Minuane were one of the native nations of Uruguay,[1] Argentina (specially in the province of Entre Rios) and Brazil (specially in the state of Rio Grande do Sul). Their territory was along the Paraná and Uruguay Rivers. In one source, they are fully identified with the Guenoas, being actually considered the same tribe.[2][3]


They were related to the other tribes in the area like Charrua and Güenoa.[4][5] Currently, no one claims Minuane ancestry in Uruguay. The tribe seems to be extinct in its full blooded form. However, some studies show that Minuane ancestry is present in some Argentinian people living in Entre Rios.[citation needed]

In 1583, the conquistador Juan de Garay was killed in battle against the Minuane nation. The Battle of Yí (batalla del Yí) occurred In 1702 in the Banda Oriental. There, 2000 Guaraníes misioneros and Spanish killed 300 minuanes, charrúas and yaros, and captured 500 more.[6] After 1730, together with the Charruas, they attacked the Spanish invaders in Montevideo in an effort to recover their lands.
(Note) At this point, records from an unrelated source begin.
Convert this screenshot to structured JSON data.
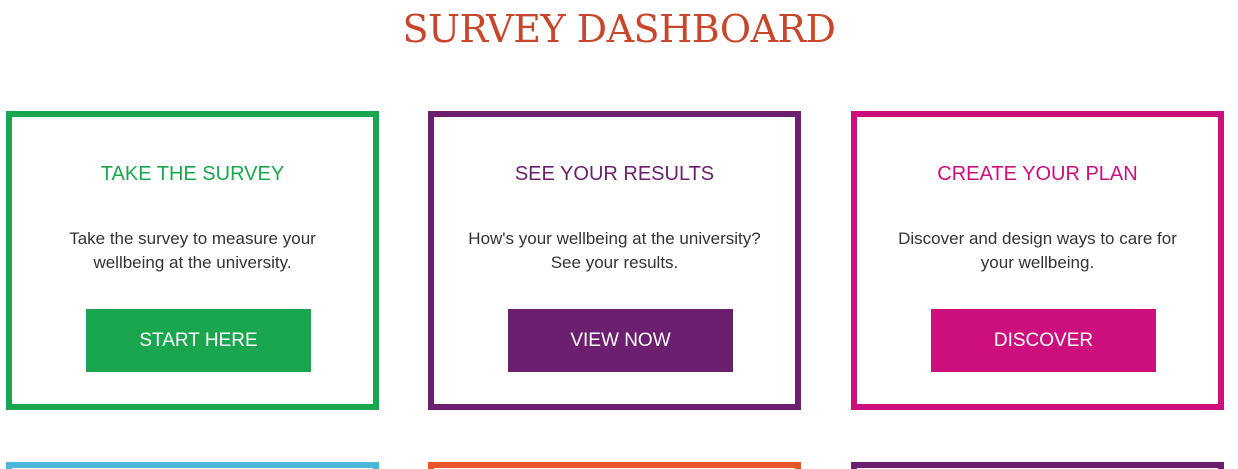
{
  "page": {
    "title": "SURVEY DASHBOARD",
    "title_color": "#c8472b"
  },
  "cards": [
    {
      "heading": "TAKE THE SURVEY",
      "description": "Take the survey to measure your wellbeing at the university.",
      "button_label": "START HERE",
      "color": "#1aa64e"
    },
    {
      "heading": "SEE YOUR RESULTS",
      "description": "How's your wellbeing at the university? See your results.",
      "button_label": "VIEW NOW",
      "color": "#6b1f6e"
    },
    {
      "heading": "CREATE YOUR PLAN",
      "description": "Discover and design ways to care for your wellbeing.",
      "button_label": "DISCOVER",
      "color": "#cc0f7d"
    }
  ],
  "bottom_cards": [
    {
      "color": "#4cb7d9"
    },
    {
      "color": "#e8552a"
    },
    {
      "color": "#6b1f6e"
    }
  ]
}
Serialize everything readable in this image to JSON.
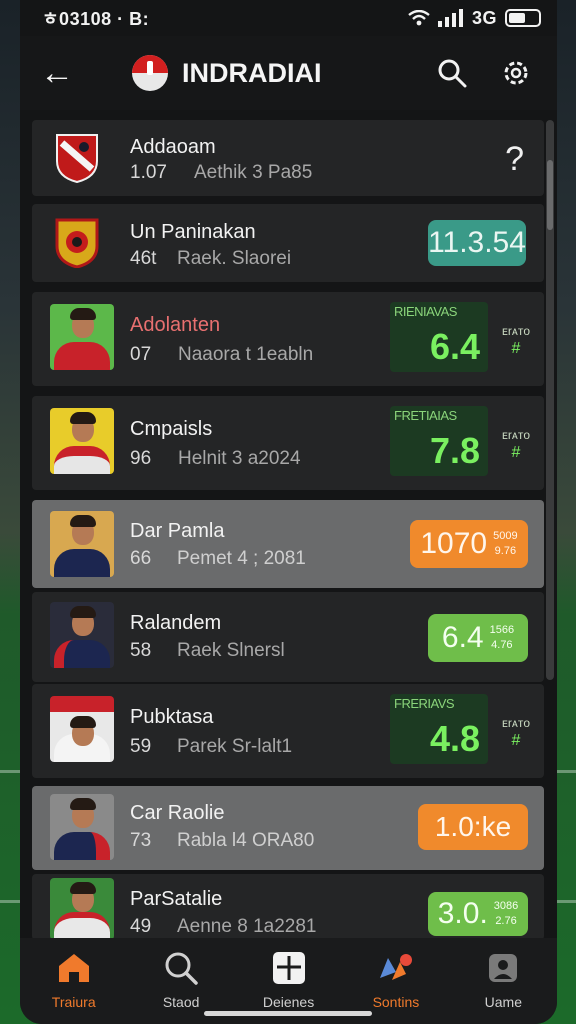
{
  "status": {
    "time": "ㅎ03108 · B:",
    "network": "3G"
  },
  "appbar": {
    "title": "INDRADIAI"
  },
  "rows": [
    {
      "name": "Addaoam",
      "number": "1.07",
      "sub": "Aethik 3 Pa85",
      "action": "?"
    },
    {
      "name": "Un Paninakan",
      "number": "46t",
      "sub": "Raek. Slaorei",
      "badge": "11.3.54"
    },
    {
      "name": "Adolanten",
      "number": "07",
      "sub": "Naaora t 1eabln",
      "panel_label": "RIENIAVAS",
      "panel_value": "6.4",
      "side_top": "ᴇrᴀᴛᴏ",
      "side_mark": "#"
    },
    {
      "name": "Cmpaisls",
      "number": "96",
      "sub": "Helnit 3 a2024",
      "panel_label": "FRETIAIAS",
      "panel_value": "7.8",
      "side_top": "ᴇrᴀᴛᴏ",
      "side_mark": "#"
    },
    {
      "name": "Dar Pamla",
      "number": "66",
      "sub": "Pemet 4 ; 2081",
      "badge": "1070",
      "badge_mini": [
        "5009",
        "9.76"
      ]
    },
    {
      "name": "Ralandem",
      "number": "58",
      "sub": "Raek Slnersl",
      "badge": "6.4",
      "badge_mini": [
        "1566",
        "4.76"
      ]
    },
    {
      "name": "Pubktasa",
      "number": "59",
      "sub": "Parek Sr-lalt1",
      "panel_label": "FRERIAVS",
      "panel_value": "4.8",
      "side_top": "ᴇrᴀᴛᴏ",
      "side_mark": "#"
    },
    {
      "name": "Car Raolie",
      "number": "73",
      "sub": "Rabla l4 ORA80",
      "badge": "1.0:ke"
    },
    {
      "name": "ParSatalie",
      "number": "49",
      "sub": "Aenne 8 1a2281",
      "badge": "3.0.",
      "badge_mini": [
        "3086",
        "2.76"
      ]
    }
  ],
  "nav": [
    {
      "label": "Traiura",
      "icon": "home-icon",
      "active": true
    },
    {
      "label": "Staod",
      "icon": "search-icon"
    },
    {
      "label": "Deienes",
      "icon": "grid-icon"
    },
    {
      "label": "Sontins",
      "icon": "chart-icon",
      "active": true
    },
    {
      "label": "Uame",
      "icon": "profile-icon"
    }
  ],
  "colors": {
    "accent_orange": "#f08a2c",
    "accent_green": "#6fbe4a",
    "teal": "#3a9a88",
    "highlight_row": "#6a6b6c"
  }
}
In 2 campaigns in 1749 and 1750 the governor of Santa Fe, Francisco Antonio de Vera y Mujica, invaded Minuane territory and massacred them in today's city of Victoria in Entre Ríos. Many survivors were captured and translated to the province of Santa Fe, forming a reserve in Cayasta. In 1751, the governor of Montevideo, José Joaquín de Viana killed 120 Charruas-Minuane in Uruguay. Later they allied with José Gervasio Artigas, the Uruguayan national hero.

In Rio grande do Sul, Brazil, there is a type of wind known as the "Minuano wind" (vento minuano).

See also[edit]


  1. ^ Renzo Pi Hugarte. "Aboriginal blood in Uruguay" (in Spanish). Raíces Uruguay. Retrieved 2 February 2015.
  2. ^ Nahson, Diego Bracco (2004). "Los errores Charrúa y Guenoa-Minuán". Jahrbuch für Geschichte Lateinamerikas = Anuario de Historia de América Latina ( JbLA ) (41): 117–136. ISSN 2194-3680.
  3. ^ Bracco, Diego. "Los errores charrua y guenoa-minuan" (PDF). www.mna.gub.uy. Retrieved 2019-01-01.
  4. ^ "El origen de los charrúas" (in Spanish). EL PAIS. Retrieved 6-11-2015. Check date values in: |accessdate= (help)
  5. ^ Keane 49
  6. ^ Redota Archived 2012-06-29 at Archive.today


External links[edit]